Data to examine Start Marker

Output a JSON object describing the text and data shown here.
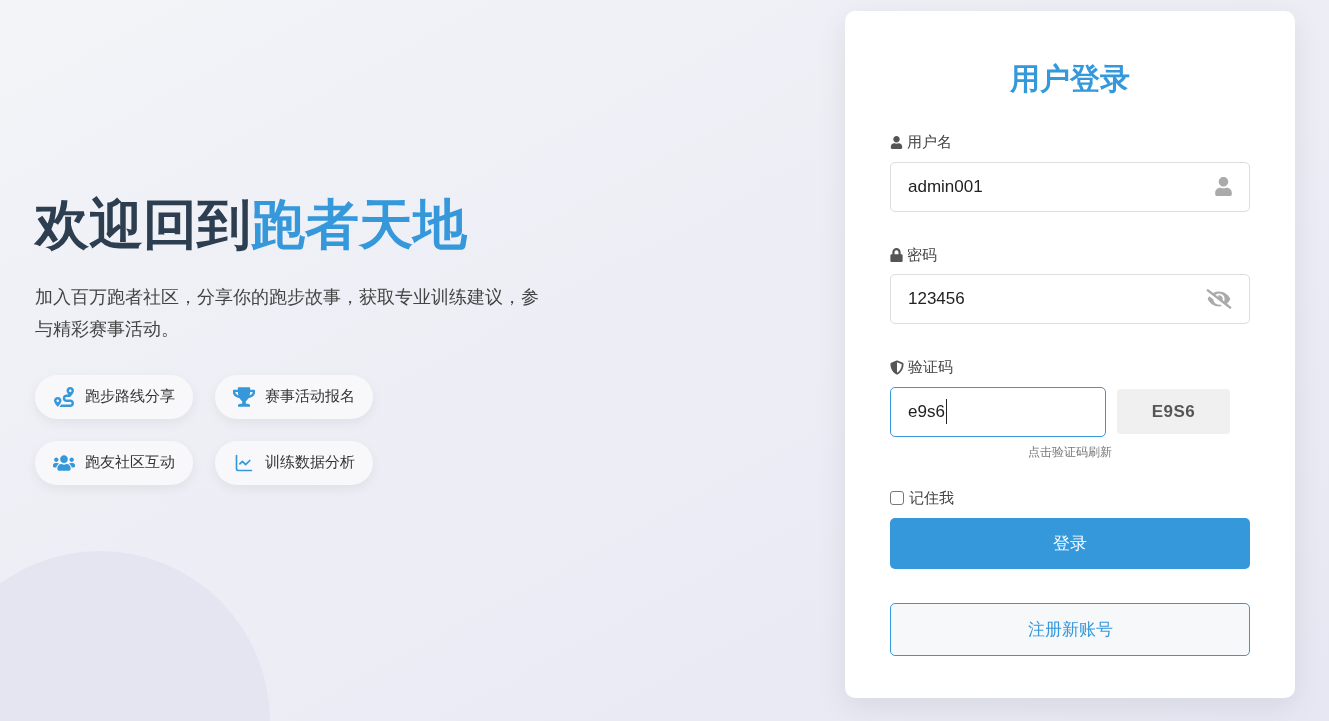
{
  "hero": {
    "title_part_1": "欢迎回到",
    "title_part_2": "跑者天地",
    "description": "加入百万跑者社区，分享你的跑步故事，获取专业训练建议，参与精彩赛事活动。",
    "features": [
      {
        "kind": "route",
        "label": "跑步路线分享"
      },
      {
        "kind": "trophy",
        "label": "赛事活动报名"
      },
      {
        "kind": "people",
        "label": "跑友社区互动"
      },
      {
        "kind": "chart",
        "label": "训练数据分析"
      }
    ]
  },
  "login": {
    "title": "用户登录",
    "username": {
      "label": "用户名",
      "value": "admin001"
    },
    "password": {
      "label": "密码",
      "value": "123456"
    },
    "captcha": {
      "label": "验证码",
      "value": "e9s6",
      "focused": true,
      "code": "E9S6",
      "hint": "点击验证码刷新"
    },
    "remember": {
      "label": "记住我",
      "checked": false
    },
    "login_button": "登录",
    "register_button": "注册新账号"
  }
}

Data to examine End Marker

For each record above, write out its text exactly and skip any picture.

→ Answer below
Output a JSON object describing the text and data shown here.
{
  "hero": {
    "title_part_1": "欢迎回到",
    "title_part_2": "跑者天地",
    "description": "加入百万跑者社区，分享你的跑步故事，获取专业训练建议，参与精彩赛事活动。",
    "features": [
      {
        "kind": "route",
        "label": "跑步路线分享"
      },
      {
        "kind": "trophy",
        "label": "赛事活动报名"
      },
      {
        "kind": "people",
        "label": "跑友社区互动"
      },
      {
        "kind": "chart",
        "label": "训练数据分析"
      }
    ]
  },
  "login": {
    "title": "用户登录",
    "username": {
      "label": "用户名",
      "value": "admin001"
    },
    "password": {
      "label": "密码",
      "value": "123456"
    },
    "captcha": {
      "label": "验证码",
      "value": "e9s6",
      "focused": true,
      "code": "E9S6",
      "hint": "点击验证码刷新"
    },
    "remember": {
      "label": "记住我",
      "checked": false
    },
    "login_button": "登录",
    "register_button": "注册新账号"
  }
}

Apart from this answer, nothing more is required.